What to work on: Copy each line below that includes "sync".

Extracted material:
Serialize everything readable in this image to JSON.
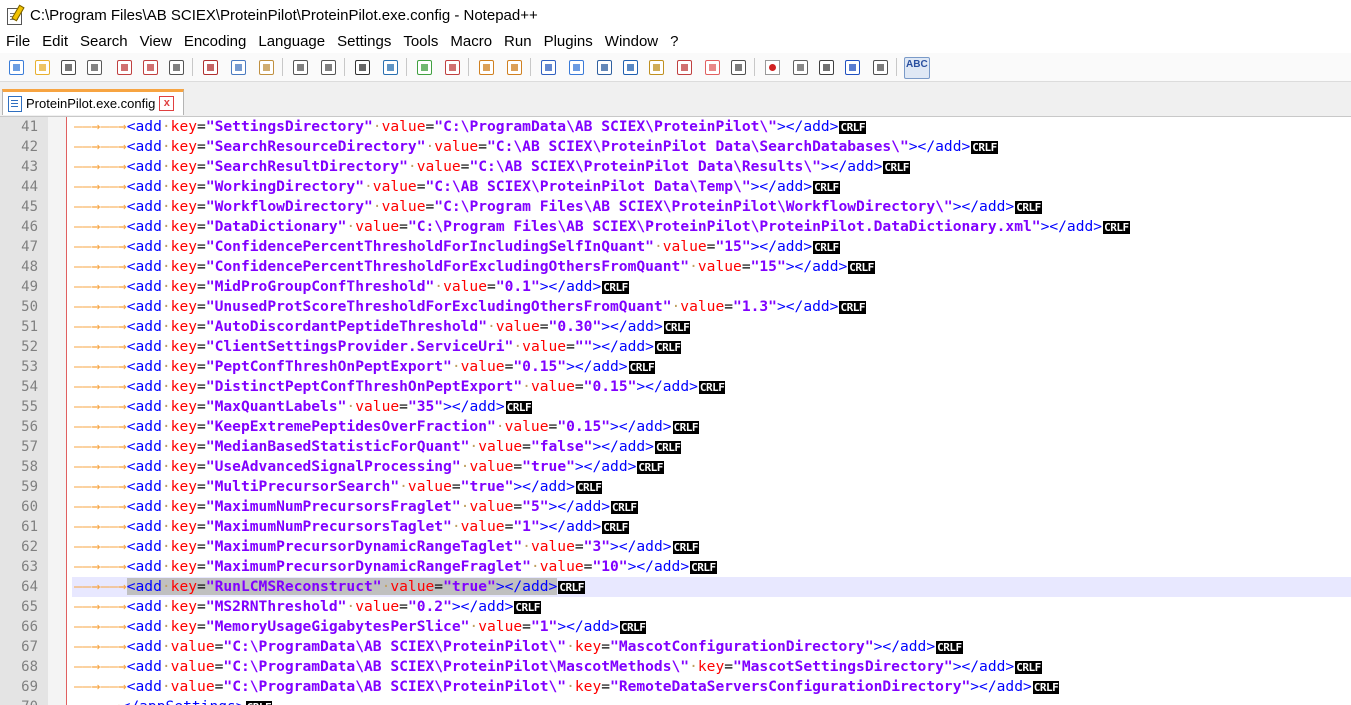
{
  "window": {
    "title": "C:\\Program Files\\AB SCIEX\\ProteinPilot\\ProteinPilot.exe.config - Notepad++"
  },
  "menu": [
    "File",
    "Edit",
    "Search",
    "View",
    "Encoding",
    "Language",
    "Settings",
    "Tools",
    "Macro",
    "Run",
    "Plugins",
    "Window",
    "?"
  ],
  "toolbar": {
    "icons": [
      "new-file-icon",
      "open-file-icon",
      "save-icon",
      "save-all-icon",
      "close-icon",
      "close-all-icon",
      "print-icon",
      "cut-icon",
      "copy-icon",
      "paste-icon",
      "undo-icon",
      "redo-icon",
      "find-icon",
      "replace-icon",
      "zoom-in-icon",
      "zoom-out-icon",
      "sync-vertical-icon",
      "sync-horizontal-icon",
      "word-wrap-icon",
      "show-all-chars-icon",
      "indent-guide-icon",
      "user-defined-lang-icon",
      "doc-map-icon",
      "function-list-icon",
      "folder-workspace-icon",
      "monitoring-icon",
      "record-macro-icon",
      "stop-macro-icon",
      "play-macro-icon",
      "run-macro-multiple-icon",
      "save-macro-icon",
      "spell-check-icon"
    ],
    "spellcheck_label": "ABC"
  },
  "tab": {
    "label": "ProteinPilot.exe.config",
    "close": "x"
  },
  "colors": {
    "accent": "#f7a441",
    "tag": "#0000ff",
    "attr": "#ff0000",
    "value": "#8000ff",
    "current_line": "#e8e8ff"
  },
  "crlf": "CRLF",
  "current_line": 64,
  "lines": [
    {
      "n": "41",
      "attrs": [
        [
          "key",
          "\"SettingsDirectory\""
        ],
        [
          "value",
          "\"C:\\ProgramData\\AB SCIEX\\ProteinPilot\\\""
        ]
      ]
    },
    {
      "n": "42",
      "attrs": [
        [
          "key",
          "\"SearchResourceDirectory\""
        ],
        [
          "value",
          "\"C:\\AB SCIEX\\ProteinPilot Data\\SearchDatabases\\\""
        ]
      ]
    },
    {
      "n": "43",
      "attrs": [
        [
          "key",
          "\"SearchResultDirectory\""
        ],
        [
          "value",
          "\"C:\\AB SCIEX\\ProteinPilot Data\\Results\\\""
        ]
      ]
    },
    {
      "n": "44",
      "attrs": [
        [
          "key",
          "\"WorkingDirectory\""
        ],
        [
          "value",
          "\"C:\\AB SCIEX\\ProteinPilot Data\\Temp\\\""
        ]
      ]
    },
    {
      "n": "45",
      "attrs": [
        [
          "key",
          "\"WorkflowDirectory\""
        ],
        [
          "value",
          "\"C:\\Program Files\\AB SCIEX\\ProteinPilot\\WorkflowDirectory\\\""
        ]
      ]
    },
    {
      "n": "46",
      "attrs": [
        [
          "key",
          "\"DataDictionary\""
        ],
        [
          "value",
          "\"C:\\Program Files\\AB SCIEX\\ProteinPilot\\ProteinPilot.DataDictionary.xml\""
        ]
      ]
    },
    {
      "n": "47",
      "attrs": [
        [
          "key",
          "\"ConfidencePercentThresholdForIncludingSelfInQuant\""
        ],
        [
          "value",
          "\"15\""
        ]
      ]
    },
    {
      "n": "48",
      "attrs": [
        [
          "key",
          "\"ConfidencePercentThresholdForExcludingOthersFromQuant\""
        ],
        [
          "value",
          "\"15\""
        ]
      ]
    },
    {
      "n": "49",
      "attrs": [
        [
          "key",
          "\"MidProGroupConfThreshold\""
        ],
        [
          "value",
          "\"0.1\""
        ]
      ]
    },
    {
      "n": "50",
      "attrs": [
        [
          "key",
          "\"UnusedProtScoreThresholdForExcludingOthersFromQuant\""
        ],
        [
          "value",
          "\"1.3\""
        ]
      ]
    },
    {
      "n": "51",
      "attrs": [
        [
          "key",
          "\"AutoDiscordantPeptideThreshold\""
        ],
        [
          "value",
          "\"0.30\""
        ]
      ]
    },
    {
      "n": "52",
      "attrs": [
        [
          "key",
          "\"ClientSettingsProvider.ServiceUri\""
        ],
        [
          "value",
          "\"\""
        ]
      ]
    },
    {
      "n": "53",
      "attrs": [
        [
          "key",
          "\"PeptConfThreshOnPeptExport\""
        ],
        [
          "value",
          "\"0.15\""
        ]
      ]
    },
    {
      "n": "54",
      "attrs": [
        [
          "key",
          "\"DistinctPeptConfThreshOnPeptExport\""
        ],
        [
          "value",
          "\"0.15\""
        ]
      ]
    },
    {
      "n": "55",
      "attrs": [
        [
          "key",
          "\"MaxQuantLabels\""
        ],
        [
          "value",
          "\"35\""
        ]
      ]
    },
    {
      "n": "56",
      "attrs": [
        [
          "key",
          "\"KeepExtremePeptidesOverFraction\""
        ],
        [
          "value",
          "\"0.15\""
        ]
      ]
    },
    {
      "n": "57",
      "attrs": [
        [
          "key",
          "\"MedianBasedStatisticForQuant\""
        ],
        [
          "value",
          "\"false\""
        ]
      ]
    },
    {
      "n": "58",
      "attrs": [
        [
          "key",
          "\"UseAdvancedSignalProcessing\""
        ],
        [
          "value",
          "\"true\""
        ]
      ]
    },
    {
      "n": "59",
      "attrs": [
        [
          "key",
          "\"MultiPrecursorSearch\""
        ],
        [
          "value",
          "\"true\""
        ]
      ]
    },
    {
      "n": "60",
      "attrs": [
        [
          "key",
          "\"MaximumNumPrecursorsFraglet\""
        ],
        [
          "value",
          "\"5\""
        ]
      ]
    },
    {
      "n": "61",
      "attrs": [
        [
          "key",
          "\"MaximumNumPrecursorsTaglet\""
        ],
        [
          "value",
          "\"1\""
        ]
      ]
    },
    {
      "n": "62",
      "attrs": [
        [
          "key",
          "\"MaximumPrecursorDynamicRangeTaglet\""
        ],
        [
          "value",
          "\"3\""
        ]
      ]
    },
    {
      "n": "63",
      "attrs": [
        [
          "key",
          "\"MaximumPrecursorDynamicRangeFraglet\""
        ],
        [
          "value",
          "\"10\""
        ]
      ]
    },
    {
      "n": "64",
      "attrs": [
        [
          "key",
          "\"RunLCMSReconstruct\""
        ],
        [
          "value",
          "\"true\""
        ]
      ]
    },
    {
      "n": "65",
      "attrs": [
        [
          "key",
          "\"MS2RNThreshold\""
        ],
        [
          "value",
          "\"0.2\""
        ]
      ]
    },
    {
      "n": "66",
      "attrs": [
        [
          "key",
          "\"MemoryUsageGigabytesPerSlice\""
        ],
        [
          "value",
          "\"1\""
        ]
      ]
    },
    {
      "n": "67",
      "attrs": [
        [
          "value",
          "\"C:\\ProgramData\\AB SCIEX\\ProteinPilot\\\""
        ],
        [
          "key",
          "\"MascotConfigurationDirectory\""
        ]
      ]
    },
    {
      "n": "68",
      "attrs": [
        [
          "value",
          "\"C:\\ProgramData\\AB SCIEX\\ProteinPilot\\MascotMethods\\\""
        ],
        [
          "key",
          "\"MascotSettingsDirectory\""
        ]
      ]
    },
    {
      "n": "69",
      "attrs": [
        [
          "value",
          "\"C:\\ProgramData\\AB SCIEX\\ProteinPilot\\\""
        ],
        [
          "key",
          "\"RemoteDataServersConfigurationDirectory\""
        ]
      ]
    }
  ],
  "tail_line": {
    "n": "70",
    "text": "</appSettings>"
  }
}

Solution below:
      "sync-vertical-icon",
      "sync-horizontal-icon",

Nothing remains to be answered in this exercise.